--- RECORDS Enclosed Below ---

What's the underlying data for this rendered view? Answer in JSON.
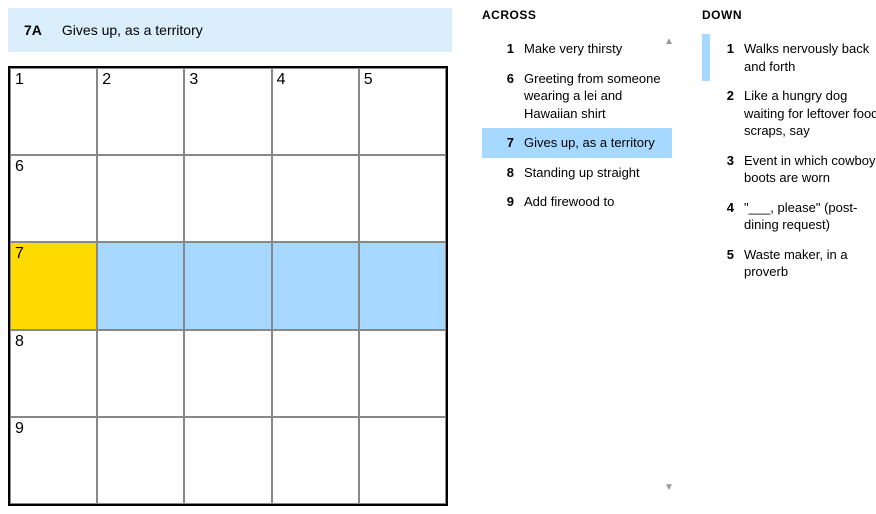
{
  "current_clue": {
    "label": "7A",
    "text": "Gives up, as a territory"
  },
  "grid": {
    "rows": 5,
    "cols": 5,
    "cells": [
      {
        "r": 0,
        "c": 0,
        "num": "1",
        "state": "normal"
      },
      {
        "r": 0,
        "c": 1,
        "num": "2",
        "state": "normal"
      },
      {
        "r": 0,
        "c": 2,
        "num": "3",
        "state": "normal"
      },
      {
        "r": 0,
        "c": 3,
        "num": "4",
        "state": "normal"
      },
      {
        "r": 0,
        "c": 4,
        "num": "5",
        "state": "normal"
      },
      {
        "r": 1,
        "c": 0,
        "num": "6",
        "state": "normal"
      },
      {
        "r": 1,
        "c": 1,
        "num": "",
        "state": "normal"
      },
      {
        "r": 1,
        "c": 2,
        "num": "",
        "state": "normal"
      },
      {
        "r": 1,
        "c": 3,
        "num": "",
        "state": "normal"
      },
      {
        "r": 1,
        "c": 4,
        "num": "",
        "state": "normal"
      },
      {
        "r": 2,
        "c": 0,
        "num": "7",
        "state": "focus"
      },
      {
        "r": 2,
        "c": 1,
        "num": "",
        "state": "highlight"
      },
      {
        "r": 2,
        "c": 2,
        "num": "",
        "state": "highlight"
      },
      {
        "r": 2,
        "c": 3,
        "num": "",
        "state": "highlight"
      },
      {
        "r": 2,
        "c": 4,
        "num": "",
        "state": "highlight"
      },
      {
        "r": 3,
        "c": 0,
        "num": "8",
        "state": "normal"
      },
      {
        "r": 3,
        "c": 1,
        "num": "",
        "state": "normal"
      },
      {
        "r": 3,
        "c": 2,
        "num": "",
        "state": "normal"
      },
      {
        "r": 3,
        "c": 3,
        "num": "",
        "state": "normal"
      },
      {
        "r": 3,
        "c": 4,
        "num": "",
        "state": "normal"
      },
      {
        "r": 4,
        "c": 0,
        "num": "9",
        "state": "normal"
      },
      {
        "r": 4,
        "c": 1,
        "num": "",
        "state": "normal"
      },
      {
        "r": 4,
        "c": 2,
        "num": "",
        "state": "normal"
      },
      {
        "r": 4,
        "c": 3,
        "num": "",
        "state": "normal"
      },
      {
        "r": 4,
        "c": 4,
        "num": "",
        "state": "normal"
      }
    ]
  },
  "across": {
    "title": "ACROSS",
    "clues": [
      {
        "num": "1",
        "text": "Make very thirsty",
        "state": ""
      },
      {
        "num": "6",
        "text": "Greeting from someone wearing a lei and Hawaiian shirt",
        "state": ""
      },
      {
        "num": "7",
        "text": "Gives up, as a territory",
        "state": "selected"
      },
      {
        "num": "8",
        "text": "Standing up straight",
        "state": ""
      },
      {
        "num": "9",
        "text": "Add firewood to",
        "state": ""
      }
    ]
  },
  "down": {
    "title": "DOWN",
    "clues": [
      {
        "num": "1",
        "text": "Walks nervously back and forth",
        "state": "related"
      },
      {
        "num": "2",
        "text": "Like a hungry dog waiting for leftover food scraps, say",
        "state": ""
      },
      {
        "num": "3",
        "text": "Event in which cowboy boots are worn",
        "state": ""
      },
      {
        "num": "4",
        "text": "\"___, please\" (post-dining request)",
        "state": ""
      },
      {
        "num": "5",
        "text": "Waste maker, in a proverb",
        "state": ""
      }
    ]
  }
}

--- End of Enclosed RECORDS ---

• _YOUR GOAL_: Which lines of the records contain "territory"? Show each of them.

• _TASK ANSWER_:
    "text": "Gives up, as a territory"
        "text": "Gives up, as a territory",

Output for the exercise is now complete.